  1. In Group Policy Management, create a new policy named Update Applications with Ninite.
  2. Go to Computer Configuration > Preferences > Windows Settings > Files.
  3. Right-click and choose New > File.
  4. Set Action to Replace.
  5. Set the source file to \\example.com\Ninite\NinitePro.exe.
  6. Set the destination file to C:\Windows\Temp\Ninite\NinitePro.exe.
  7. Click OK.
  8. Right-click and choose New > *File.
  9. Set Action to Replace.
  10. Set the source file to \\example.com\Ninite\Ninite-Offsite.ps1.
  11. Set the destination file to C:\Windows\Temp\Ninite\Ninite-Offsite.ps1.
  12. Click OK.

Now you just need to create a scheduled task to run Ninite-Offsite.ps1. The goal is that the task should run once a day during an eight hour window (while the kids are at school) between 7am and 3pm.

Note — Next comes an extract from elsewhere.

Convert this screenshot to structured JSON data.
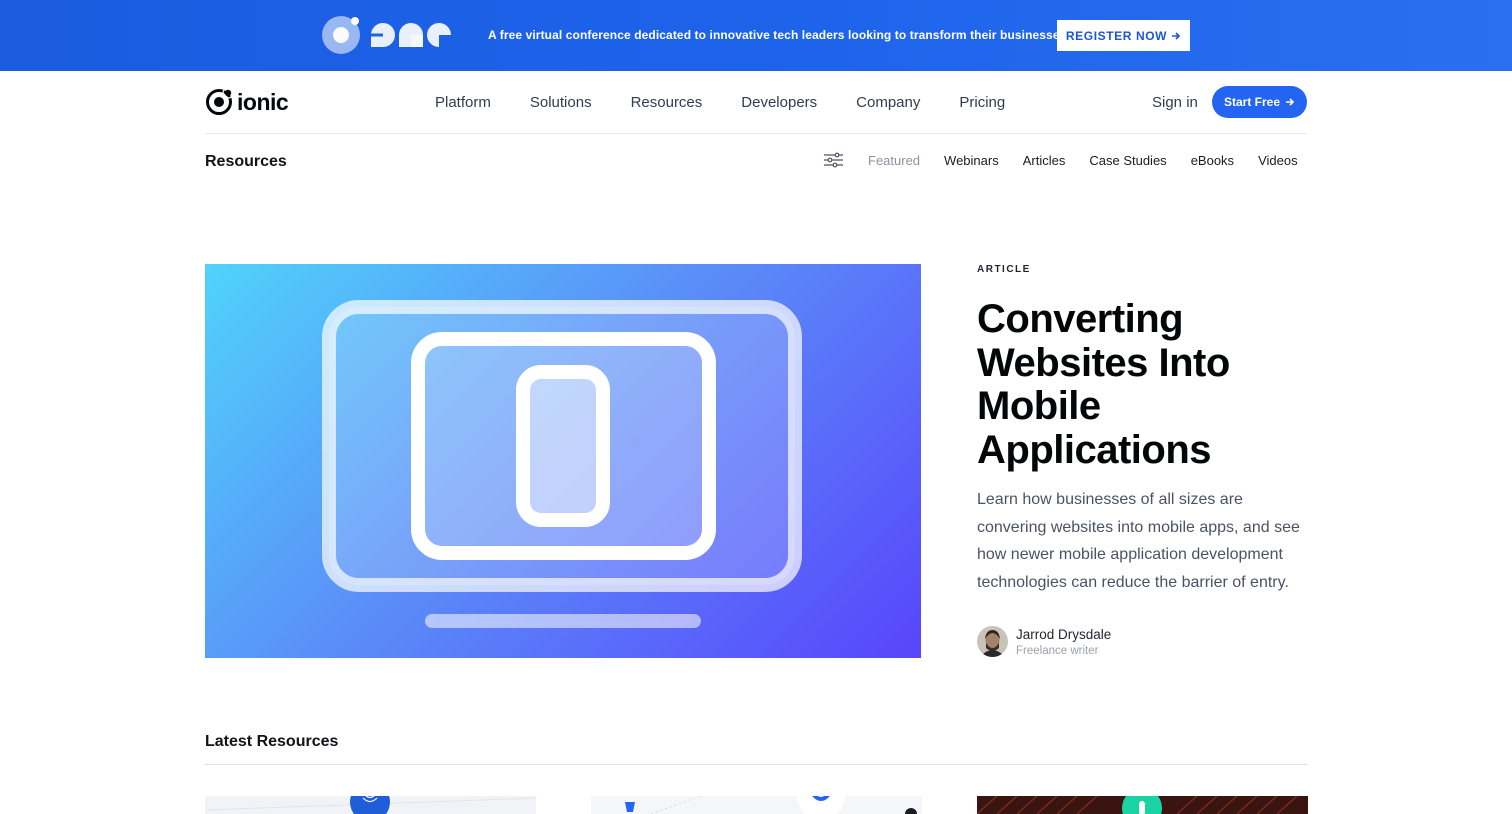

  1. Viewing the GPO, go to Computer Configuration > Control Panel Settings > Scheduled Tasks.
  2. Right-click in the window and choose New > Scheduled Task (At least Windows 7).
  3. On the General tab:
    1. Set the name to Ninite-Update.
    2. Run the task as NT AUTHORITY\System. Check Run with highest privileges.
    3. Click OK.
  4. On the Triggers tab, create a new trigger:
    1. Begin the task on a schedule.
    2. Run the task daily.
    3. Set the start for today @ 7am.
    4. Delay the task for up to 8 hours.
    5. Make sure the Enabled box is checked.
    6. Click OK.
  5. On the Actions tab, create a new action:
    1. The action should be Start a program.
    2. Program/script: powershell
    3. Add arguments: -ExecutionPolicy Bypass -file C:\Windows\Temp\Ninite\Ninite-Offsite.ps1
    4. Click OK.
  6. On the Conditions tab, check the Start only if the following network connection is available then select Any connection.
  7. On the Settings tab:
    1. Check Allow task to be run on demand. This helps with testing.
    2. Check Run task as soon as possible after a scheduled start is missed. This makes it so if a PC is offline during a scheduled start, it starts ASAP when it comes back online.
  8. Click OK. Your task is ready.

From here you are ready to test.

Testing your scheduled task

You can test your Ninite deployment task by opening up the Windows Task Scheduler and finding your scheduled task. If you right-click the task you can run it on demand. Check \\example.com\Ninite\Reports\ for a log indicating success. Ninite logs normally list what applications were updated. If the log contains only OK, then no apps were available for update.

Common Issues

When I was setting this up I ran into some problems. If you have trouble, try checking these first:

  • Make sure the permissions on your file share are correct. The computer account needs access to the file share when you run a task as NT AUTHORITY\System.
  • Make sure your destination files are explicitly set in your GPO. Copying \\example.com\Ninite\NinitePro.exe to C:\Windows\Temp\Ninite doesn’t do what you expect! You need to specify the destination file name!

Good luck out there!